__TASK TO CARRY OUT__:
A line qualifies if it holds the string "Sign". Copy every qualifying line from the records.

[Dataset rows for apps and sites]
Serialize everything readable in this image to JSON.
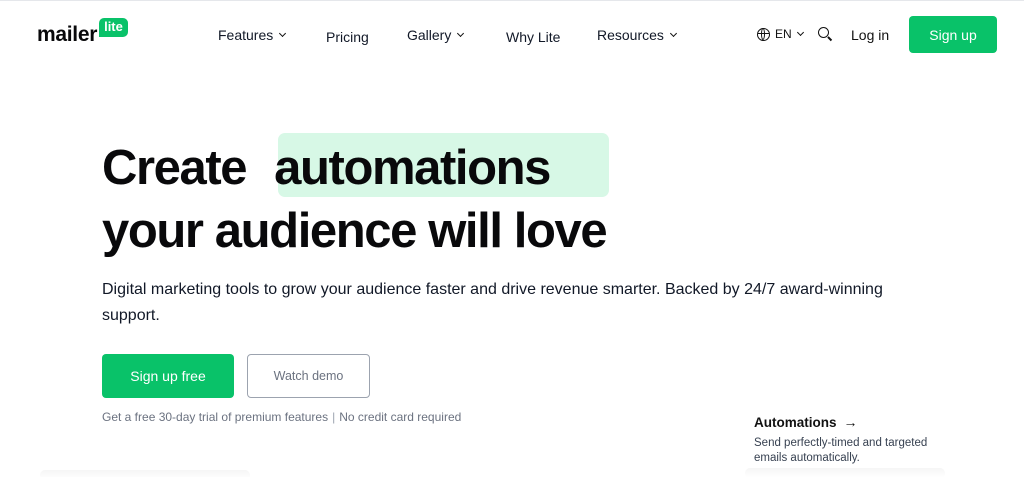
{
  "brand": {
    "logo_word": "mailer",
    "logo_badge": "lite",
    "accent_color": "#09c269",
    "highlight_color": "#d7f8e6"
  },
  "nav": {
    "features": "Features",
    "pricing": "Pricing",
    "gallery": "Gallery",
    "why_lite": "Why Lite",
    "resources": "Resources"
  },
  "header_actions": {
    "language": "EN",
    "language_icon": "globe-icon",
    "search_icon": "search-icon",
    "login": "Log in",
    "signup": "Sign up"
  },
  "hero": {
    "headline_word1": "Create",
    "headline_highlight": "automations",
    "headline_line2": "your audience will love",
    "subtitle": "Digital marketing tools to grow your audience faster and drive revenue smarter. Backed by 24/7 award-winning support.",
    "primary_cta": "Sign up free",
    "secondary_cta": "Watch demo",
    "fineprint_left": "Get a free 30-day trial of premium features",
    "fineprint_sep": "|",
    "fineprint_right": "No credit card required"
  },
  "feature_card": {
    "title": "Automations",
    "arrow": "→",
    "description": "Send perfectly-timed and targeted emails automatically."
  }
}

__FINISHED EXERCISE__:
    "signup": "Sign up"
    "primary_cta": "Sign up free",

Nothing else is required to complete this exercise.